Provided material.
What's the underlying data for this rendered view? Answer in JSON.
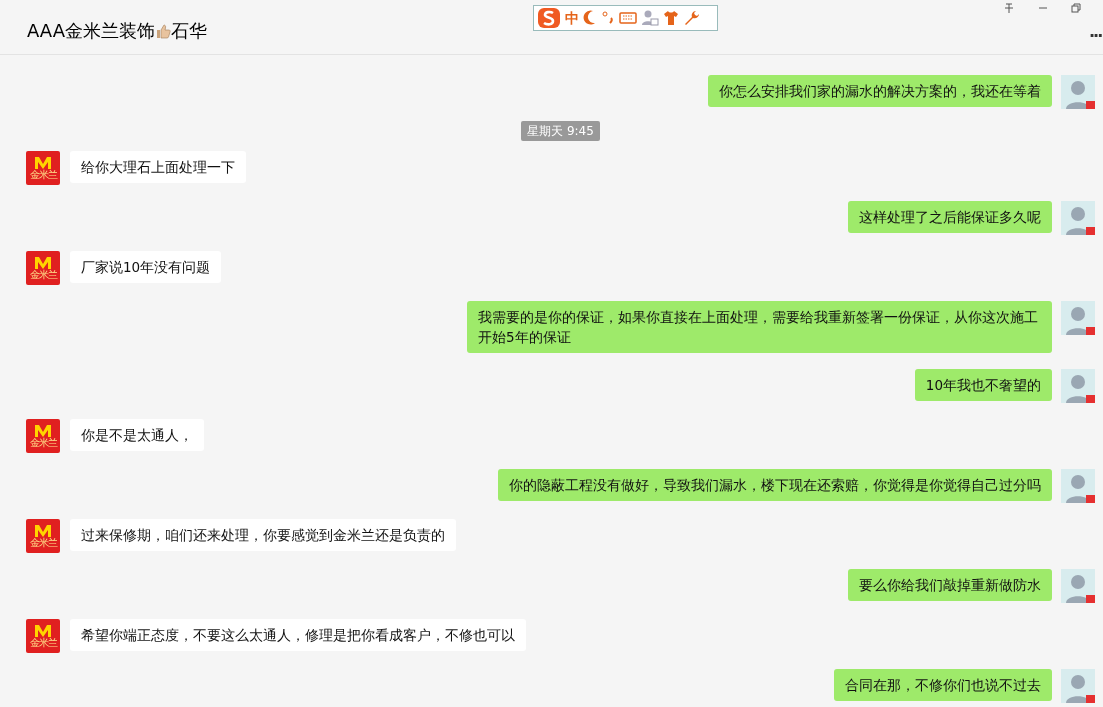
{
  "window": {
    "title_before_icon": "AAA金米兰装饰",
    "title_after_icon": "石华",
    "more": "..."
  },
  "ime_toolbar": {
    "mode": "中"
  },
  "messages": [
    {
      "kind": "sent",
      "text": "你怎么安排我们家的漏水的解决方案的，我还在等着"
    },
    {
      "kind": "time",
      "text": "星期天 9:45"
    },
    {
      "kind": "received",
      "text": "给你大理石上面处理一下",
      "avatar_text": "金米兰"
    },
    {
      "kind": "sent",
      "text": "这样处理了之后能保证多久呢"
    },
    {
      "kind": "received",
      "text": "厂家说10年没有问题",
      "avatar_text": "金米兰"
    },
    {
      "kind": "sent",
      "text": "我需要的是你的保证，如果你直接在上面处理，需要给我重新签署一份保证，从你这次施工开始5年的保证"
    },
    {
      "kind": "sent",
      "text": "10年我也不奢望的"
    },
    {
      "kind": "received",
      "text": "你是不是太通人，",
      "avatar_text": "金米兰"
    },
    {
      "kind": "sent",
      "text": "你的隐蔽工程没有做好，导致我们漏水，楼下现在还索赔，你觉得是你觉得自己过分吗"
    },
    {
      "kind": "received",
      "text": "过来保修期，咱们还来处理，你要感觉到金米兰还是负责的",
      "avatar_text": "金米兰"
    },
    {
      "kind": "sent",
      "text": "要么你给我们敲掉重新做防水"
    },
    {
      "kind": "received",
      "text": "希望你端正态度，不要这么太通人，修理是把你看成客户，不修也可以",
      "avatar_text": "金米兰"
    },
    {
      "kind": "sent",
      "text": "合同在那，不修你们也说不过去"
    }
  ]
}
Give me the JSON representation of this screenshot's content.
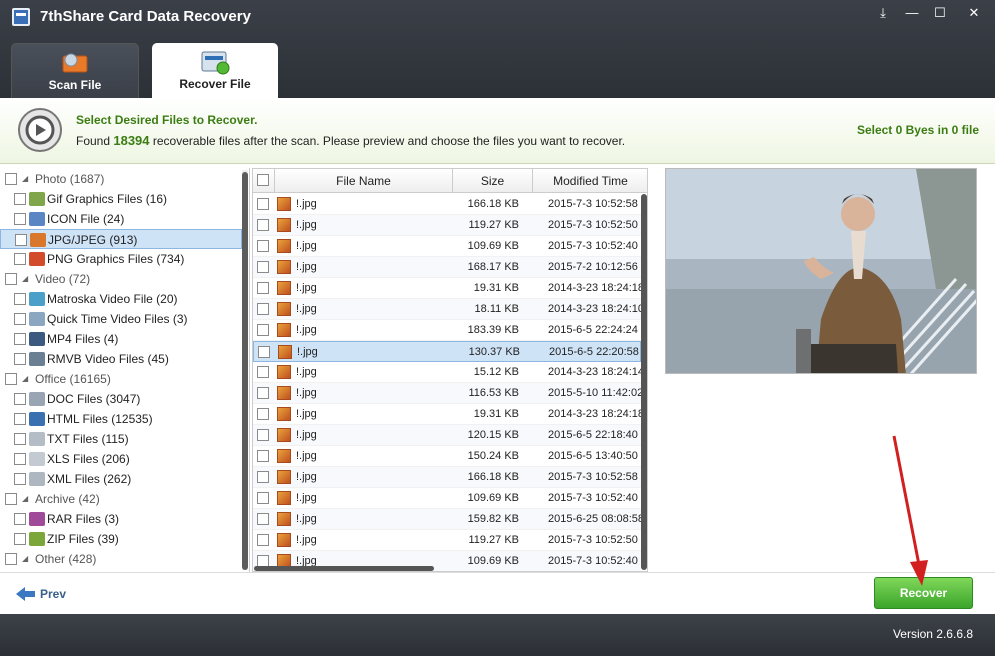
{
  "app": {
    "title": "7thShare Card Data Recovery",
    "window_buttons": [
      "⤓",
      "—",
      "☐",
      "✕"
    ]
  },
  "tabs": [
    {
      "label": "Scan File"
    },
    {
      "label": "Recover File"
    }
  ],
  "info": {
    "heading": "Select Desired Files to Recover.",
    "found_prefix": "Found ",
    "found_count": "18394",
    "found_suffix": " recoverable files after the scan. Please preview and choose the files you want to recover.",
    "selection": "Select 0 Byes in 0 file"
  },
  "tree": {
    "items": [
      {
        "label": "Photo (1687)",
        "level": 0,
        "icon": "none"
      },
      {
        "label": "Gif Graphics Files (16)",
        "level": 1,
        "icon": "gif-file-icon"
      },
      {
        "label": "ICON File (24)",
        "level": 1,
        "icon": "ico-file-icon"
      },
      {
        "label": "JPG/JPEG (913)",
        "level": 1,
        "icon": "jpg-file-icon",
        "selected": true
      },
      {
        "label": "PNG Graphics Files (734)",
        "level": 1,
        "icon": "png-file-icon"
      },
      {
        "label": "Video (72)",
        "level": 0,
        "icon": "none"
      },
      {
        "label": "Matroska Video File (20)",
        "level": 1,
        "icon": "mkv-file-icon"
      },
      {
        "label": "Quick Time Video Files (3)",
        "level": 1,
        "icon": "mov-file-icon"
      },
      {
        "label": "MP4 Files (4)",
        "level": 1,
        "icon": "mp4-file-icon"
      },
      {
        "label": "RMVB Video Files (45)",
        "level": 1,
        "icon": "rmvb-file-icon"
      },
      {
        "label": "Office (16165)",
        "level": 0,
        "icon": "none"
      },
      {
        "label": "DOC Files (3047)",
        "level": 1,
        "icon": "doc-file-icon"
      },
      {
        "label": "HTML Files (12535)",
        "level": 1,
        "icon": "html-file-icon"
      },
      {
        "label": "TXT Files (115)",
        "level": 1,
        "icon": "txt-file-icon"
      },
      {
        "label": "XLS Files (206)",
        "level": 1,
        "icon": "xls-file-icon"
      },
      {
        "label": "XML Files (262)",
        "level": 1,
        "icon": "xml-file-icon"
      },
      {
        "label": "Archive (42)",
        "level": 0,
        "icon": "none"
      },
      {
        "label": "RAR Files (3)",
        "level": 1,
        "icon": "rar-file-icon"
      },
      {
        "label": "ZIP Files (39)",
        "level": 1,
        "icon": "zip-file-icon"
      },
      {
        "label": "Other (428)",
        "level": 0,
        "icon": "none"
      }
    ]
  },
  "table": {
    "headers": [
      "File Name",
      "Size",
      "Modified Time"
    ],
    "rows": [
      {
        "name": "!.jpg",
        "size": "166.18 KB",
        "time": "2015-7-3 10:52:58"
      },
      {
        "name": "!.jpg",
        "size": "119.27 KB",
        "time": "2015-7-3 10:52:50"
      },
      {
        "name": "!.jpg",
        "size": "109.69 KB",
        "time": "2015-7-3 10:52:40"
      },
      {
        "name": "!.jpg",
        "size": "168.17 KB",
        "time": "2015-7-2 10:12:56"
      },
      {
        "name": "!.jpg",
        "size": "19.31 KB",
        "time": "2014-3-23 18:24:18"
      },
      {
        "name": "!.jpg",
        "size": "18.11 KB",
        "time": "2014-3-23 18:24:10"
      },
      {
        "name": "!.jpg",
        "size": "183.39 KB",
        "time": "2015-6-5 22:24:24"
      },
      {
        "name": "!.jpg",
        "size": "130.37 KB",
        "time": "2015-6-5 22:20:58",
        "selected": true
      },
      {
        "name": "!.jpg",
        "size": "15.12 KB",
        "time": "2014-3-23 18:24:14"
      },
      {
        "name": "!.jpg",
        "size": "116.53 KB",
        "time": "2015-5-10 11:42:02"
      },
      {
        "name": "!.jpg",
        "size": "19.31 KB",
        "time": "2014-3-23 18:24:18"
      },
      {
        "name": "!.jpg",
        "size": "120.15 KB",
        "time": "2015-6-5 22:18:40"
      },
      {
        "name": "!.jpg",
        "size": "150.24 KB",
        "time": "2015-6-5 13:40:50"
      },
      {
        "name": "!.jpg",
        "size": "166.18 KB",
        "time": "2015-7-3 10:52:58"
      },
      {
        "name": "!.jpg",
        "size": "109.69 KB",
        "time": "2015-7-3 10:52:40"
      },
      {
        "name": "!.jpg",
        "size": "159.82 KB",
        "time": "2015-6-25 08:08:58"
      },
      {
        "name": "!.jpg",
        "size": "119.27 KB",
        "time": "2015-7-3 10:52:50"
      },
      {
        "name": "!.jpg",
        "size": "109.69 KB",
        "time": "2015-7-3 10:52:40"
      }
    ]
  },
  "buttons": {
    "prev": "Prev",
    "recover": "Recover"
  },
  "footer": {
    "version": "Version 2.6.6.8"
  },
  "colors": {
    "accent_green": "#3b7d12",
    "selection_blue": "#cfe3f7",
    "titlebar": "#2c3037"
  }
}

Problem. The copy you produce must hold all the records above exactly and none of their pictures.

Answer box.
What's the underlying data for this rendered view? Answer in JSON.
{
  "window": {
    "title_before_icon": "AAA金米兰装饰",
    "title_after_icon": "石华",
    "more": "..."
  },
  "ime_toolbar": {
    "mode": "中"
  },
  "messages": [
    {
      "kind": "sent",
      "text": "你怎么安排我们家的漏水的解决方案的，我还在等着"
    },
    {
      "kind": "time",
      "text": "星期天 9:45"
    },
    {
      "kind": "received",
      "text": "给你大理石上面处理一下",
      "avatar_text": "金米兰"
    },
    {
      "kind": "sent",
      "text": "这样处理了之后能保证多久呢"
    },
    {
      "kind": "received",
      "text": "厂家说10年没有问题",
      "avatar_text": "金米兰"
    },
    {
      "kind": "sent",
      "text": "我需要的是你的保证，如果你直接在上面处理，需要给我重新签署一份保证，从你这次施工开始5年的保证"
    },
    {
      "kind": "sent",
      "text": "10年我也不奢望的"
    },
    {
      "kind": "received",
      "text": "你是不是太通人，",
      "avatar_text": "金米兰"
    },
    {
      "kind": "sent",
      "text": "你的隐蔽工程没有做好，导致我们漏水，楼下现在还索赔，你觉得是你觉得自己过分吗"
    },
    {
      "kind": "received",
      "text": "过来保修期，咱们还来处理，你要感觉到金米兰还是负责的",
      "avatar_text": "金米兰"
    },
    {
      "kind": "sent",
      "text": "要么你给我们敲掉重新做防水"
    },
    {
      "kind": "received",
      "text": "希望你端正态度，不要这么太通人，修理是把你看成客户，不修也可以",
      "avatar_text": "金米兰"
    },
    {
      "kind": "sent",
      "text": "合同在那，不修你们也说不过去"
    }
  ]
}
Give me the JSON representation of this screenshot's content.
{
  "app": {
    "title": "7thShare Card Data Recovery",
    "window_buttons": [
      "⤓",
      "—",
      "☐",
      "✕"
    ]
  },
  "tabs": [
    {
      "label": "Scan File"
    },
    {
      "label": "Recover File"
    }
  ],
  "info": {
    "heading": "Select Desired Files to Recover.",
    "found_prefix": "Found ",
    "found_count": "18394",
    "found_suffix": " recoverable files after the scan. Please preview and choose the files you want to recover.",
    "selection": "Select 0 Byes in 0 file"
  },
  "tree": {
    "items": [
      {
        "label": "Photo (1687)",
        "level": 0,
        "icon": "none"
      },
      {
        "label": "Gif Graphics Files (16)",
        "level": 1,
        "icon": "gif-file-icon"
      },
      {
        "label": "ICON File (24)",
        "level": 1,
        "icon": "ico-file-icon"
      },
      {
        "label": "JPG/JPEG (913)",
        "level": 1,
        "icon": "jpg-file-icon",
        "selected": true
      },
      {
        "label": "PNG Graphics Files (734)",
        "level": 1,
        "icon": "png-file-icon"
      },
      {
        "label": "Video (72)",
        "level": 0,
        "icon": "none"
      },
      {
        "label": "Matroska Video File (20)",
        "level": 1,
        "icon": "mkv-file-icon"
      },
      {
        "label": "Quick Time Video Files (3)",
        "level": 1,
        "icon": "mov-file-icon"
      },
      {
        "label": "MP4 Files (4)",
        "level": 1,
        "icon": "mp4-file-icon"
      },
      {
        "label": "RMVB Video Files (45)",
        "level": 1,
        "icon": "rmvb-file-icon"
      },
      {
        "label": "Office (16165)",
        "level": 0,
        "icon": "none"
      },
      {
        "label": "DOC Files (3047)",
        "level": 1,
        "icon": "doc-file-icon"
      },
      {
        "label": "HTML Files (12535)",
        "level": 1,
        "icon": "html-file-icon"
      },
      {
        "label": "TXT Files (115)",
        "level": 1,
        "icon": "txt-file-icon"
      },
      {
        "label": "XLS Files (206)",
        "level": 1,
        "icon": "xls-file-icon"
      },
      {
        "label": "XML Files (262)",
        "level": 1,
        "icon": "xml-file-icon"
      },
      {
        "label": "Archive (42)",
        "level": 0,
        "icon": "none"
      },
      {
        "label": "RAR Files (3)",
        "level": 1,
        "icon": "rar-file-icon"
      },
      {
        "label": "ZIP Files (39)",
        "level": 1,
        "icon": "zip-file-icon"
      },
      {
        "label": "Other (428)",
        "level": 0,
        "icon": "none"
      }
    ]
  },
  "table": {
    "headers": [
      "File Name",
      "Size",
      "Modified Time"
    ],
    "rows": [
      {
        "name": "!.jpg",
        "size": "166.18 KB",
        "time": "2015-7-3 10:52:58"
      },
      {
        "name": "!.jpg",
        "size": "119.27 KB",
        "time": "2015-7-3 10:52:50"
      },
      {
        "name": "!.jpg",
        "size": "109.69 KB",
        "time": "2015-7-3 10:52:40"
      },
      {
        "name": "!.jpg",
        "size": "168.17 KB",
        "time": "2015-7-2 10:12:56"
      },
      {
        "name": "!.jpg",
        "size": "19.31 KB",
        "time": "2014-3-23 18:24:18"
      },
      {
        "name": "!.jpg",
        "size": "18.11 KB",
        "time": "2014-3-23 18:24:10"
      },
      {
        "name": "!.jpg",
        "size": "183.39 KB",
        "time": "2015-6-5 22:24:24"
      },
      {
        "name": "!.jpg",
        "size": "130.37 KB",
        "time": "2015-6-5 22:20:58",
        "selected": true
      },
      {
        "name": "!.jpg",
        "size": "15.12 KB",
        "time": "2014-3-23 18:24:14"
      },
      {
        "name": "!.jpg",
        "size": "116.53 KB",
        "time": "2015-5-10 11:42:02"
      },
      {
        "name": "!.jpg",
        "size": "19.31 KB",
        "time": "2014-3-23 18:24:18"
      },
      {
        "name": "!.jpg",
        "size": "120.15 KB",
        "time": "2015-6-5 22:18:40"
      },
      {
        "name": "!.jpg",
        "size": "150.24 KB",
        "time": "2015-6-5 13:40:50"
      },
      {
        "name": "!.jpg",
        "size": "166.18 KB",
        "time": "2015-7-3 10:52:58"
      },
      {
        "name": "!.jpg",
        "size": "109.69 KB",
        "time": "2015-7-3 10:52:40"
      },
      {
        "name": "!.jpg",
        "size": "159.82 KB",
        "time": "2015-6-25 08:08:58"
      },
      {
        "name": "!.jpg",
        "size": "119.27 KB",
        "time": "2015-7-3 10:52:50"
      },
      {
        "name": "!.jpg",
        "size": "109.69 KB",
        "time": "2015-7-3 10:52:40"
      }
    ]
  },
  "buttons": {
    "prev": "Prev",
    "recover": "Recover"
  },
  "footer": {
    "version": "Version 2.6.6.8"
  },
  "colors": {
    "accent_green": "#3b7d12",
    "selection_blue": "#cfe3f7",
    "titlebar": "#2c3037"
  }
}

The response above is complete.